Mineral Mini Project, Mrs. Smith November 3rd
Fluorite is a mineral made from calcium fluoride (CaF2). A mineral is a naturally occurring solid substance that is inorganic. It also has a definite chemical composition and a crystalline structure. Fluorite derives from the Latin noun "fluo," meaning a stream or flow of water. It is the most important natural fluoride. Because of its richness in colors, it has always been fascinating to man.
When it's Tested...
Fluorite is mainly tested in eight different ways. When I tested it, i got these answers:
Exterior color- Describes the specific color(s) of the mineral. The most common colors are purple, blue, green, yellow, or colorless. Less common are pink, red, white, brown, black and mainly every color in between.
Luster- Luster is the way the mineral reflects in light. The luster for this mineral is vitreous.
Streak- the streak is the mark the mineral makes when rubbed against something. From what I tested, there is no streak color.
Cleavage- Cleavage is the way the rock cracks and separates. If the rock cracks with rough edges, it has fracture but if it splits cleanly and smooth, it has cleavage. Cleavage is measured by quality and amount of sides that have cleavage. Fluorite has cleavage and an irregular fracture.
Structure- The structure for a mineral is the type of shape it has. Fluorites structure is orthorhombic.
How Form- Also known as formation, is the process in which the mineral goes through to form. Fluorite forms from evaporating salt water.
Diaphaniety- Diaphaniety is the measure of how much light passes through the mineral. The diaphaniety of fluorite is translucent to opaque.
There are 7 different types of special properties. These properties include Fluorescence, Chemical Reaction, Optical Properties, Magnetism, Taste, and Radioactivity, and specific gravity.
Fluorescence- the visible or invisible radiation emitted by certain substances as a result of incident radiation of a shorter wavelength such as X-rays or ultraviolet light. It is can be tested by shinning an ultraviolet light on the mineral. If it glows, it has fluorescence. Fluorite does have this special property.
Chemical Reaction- a process that involves rearrangement of the molecular or ionic structure of a substance, as opposed to a change in physical form or a nuclear reaction. You can test the chemical reaction by placing a drop of weak acid on the mineral and watching to see if it "fizzes." If it fizzes, then it must have a chemical reaction. Fluorite does not have a chemical reaction.
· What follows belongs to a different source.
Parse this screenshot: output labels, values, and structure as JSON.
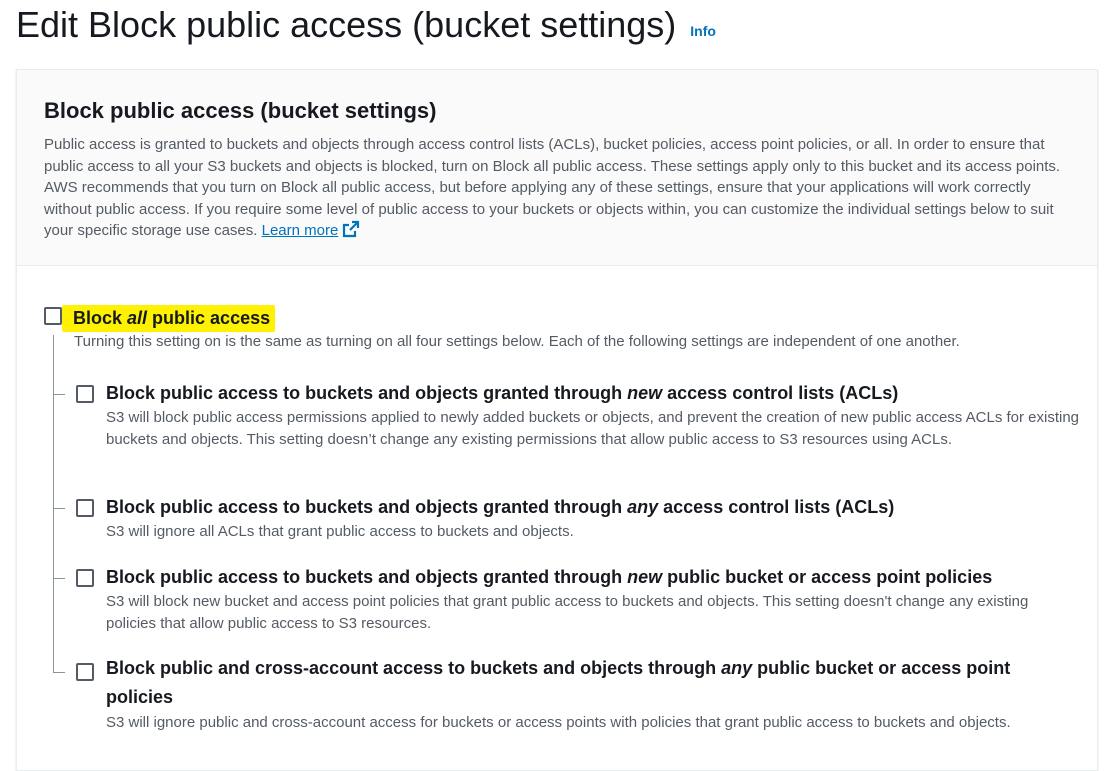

Optical Properties- a minerals intrinsic ability to interact with light. To test this property, place the object over text and see if it creates a double image when you look through it. If this happens, then the mineral has an optical property. Fluorite doesn't have an optical property.
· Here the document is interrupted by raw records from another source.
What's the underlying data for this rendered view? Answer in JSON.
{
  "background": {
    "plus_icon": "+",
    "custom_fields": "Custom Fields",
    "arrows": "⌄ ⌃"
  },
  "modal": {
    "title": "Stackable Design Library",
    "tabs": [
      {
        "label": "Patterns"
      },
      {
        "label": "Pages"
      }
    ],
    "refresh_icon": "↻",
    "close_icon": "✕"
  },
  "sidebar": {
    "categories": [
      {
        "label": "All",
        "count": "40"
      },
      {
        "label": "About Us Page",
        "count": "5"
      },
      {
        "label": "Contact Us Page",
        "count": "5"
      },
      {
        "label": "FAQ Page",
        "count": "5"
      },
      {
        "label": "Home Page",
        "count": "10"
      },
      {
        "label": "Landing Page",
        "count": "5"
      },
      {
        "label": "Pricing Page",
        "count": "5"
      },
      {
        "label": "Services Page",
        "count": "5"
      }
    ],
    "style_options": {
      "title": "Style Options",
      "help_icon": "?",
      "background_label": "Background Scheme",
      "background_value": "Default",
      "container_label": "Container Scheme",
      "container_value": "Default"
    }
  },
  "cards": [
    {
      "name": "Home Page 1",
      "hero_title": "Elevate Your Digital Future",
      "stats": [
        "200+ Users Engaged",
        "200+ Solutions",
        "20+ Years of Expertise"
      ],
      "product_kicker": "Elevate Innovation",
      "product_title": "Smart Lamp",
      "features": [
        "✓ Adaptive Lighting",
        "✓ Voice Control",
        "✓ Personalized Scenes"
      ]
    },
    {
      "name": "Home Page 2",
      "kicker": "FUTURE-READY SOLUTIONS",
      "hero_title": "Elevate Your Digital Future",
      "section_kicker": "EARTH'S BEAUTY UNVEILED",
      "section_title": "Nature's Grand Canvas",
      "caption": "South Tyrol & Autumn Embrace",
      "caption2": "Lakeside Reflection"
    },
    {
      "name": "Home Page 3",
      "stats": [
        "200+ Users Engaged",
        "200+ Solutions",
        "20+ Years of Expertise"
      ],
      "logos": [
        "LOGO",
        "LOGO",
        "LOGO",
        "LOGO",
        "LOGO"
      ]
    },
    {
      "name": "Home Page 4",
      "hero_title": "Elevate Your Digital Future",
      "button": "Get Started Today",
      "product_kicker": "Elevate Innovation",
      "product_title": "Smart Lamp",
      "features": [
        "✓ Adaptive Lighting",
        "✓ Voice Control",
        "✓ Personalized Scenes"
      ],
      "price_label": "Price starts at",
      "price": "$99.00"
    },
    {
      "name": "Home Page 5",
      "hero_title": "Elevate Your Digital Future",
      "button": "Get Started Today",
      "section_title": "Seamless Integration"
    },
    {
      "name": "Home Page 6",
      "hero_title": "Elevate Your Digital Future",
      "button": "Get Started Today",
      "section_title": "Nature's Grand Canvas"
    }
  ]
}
Magnetism- a physical phenomenon produced by the motion of electric charge, resulting in attractive and repulsive forces between objects. If you want to test weather your mineral has magnetism, place a magnet or screw (something made from metal) on the mineral and see if they attach. Fluorite does not have any magnetism in it.
Taste- the sensation of flavor perceived in the mouth and throat on contact with a mineral. You can test the taste of a mineral by physically tasting it. Usually for minerals, if there is any taste, it would be more of a salty taste. For example, halite has a salty taste. Fluorite doesn't have much of a taste.
Radioactivity- when minerals contain radium or uranium that can be detected by a Geiger counter. A Geiger counter is a device for measuring radioactivity by detecting and counting ionizing particles. There is no radioactivity in fluorite.
Specific Gravity- the ratio of the density of a substance to the density of a standard, usually water for a liquid or solid, and air for a gas. The special gravity for fluorite is 3.0-3.3.
Where do you find fluorite?
Fluorite is found in many places in the world such as places like Germany, Canada, China, Mexico, Norway, a and many other countries.
How is fluorite mined?
Fluorite is mined from sedimentary rocks such as dolomite and limestone.
What is fluorite used for?
Fluorite is made used for many reasons such as a source of fluorine for hydrofluoric acid and fluorinated water. It is also used as a gemstone, ornamental carvings and some special optical uses.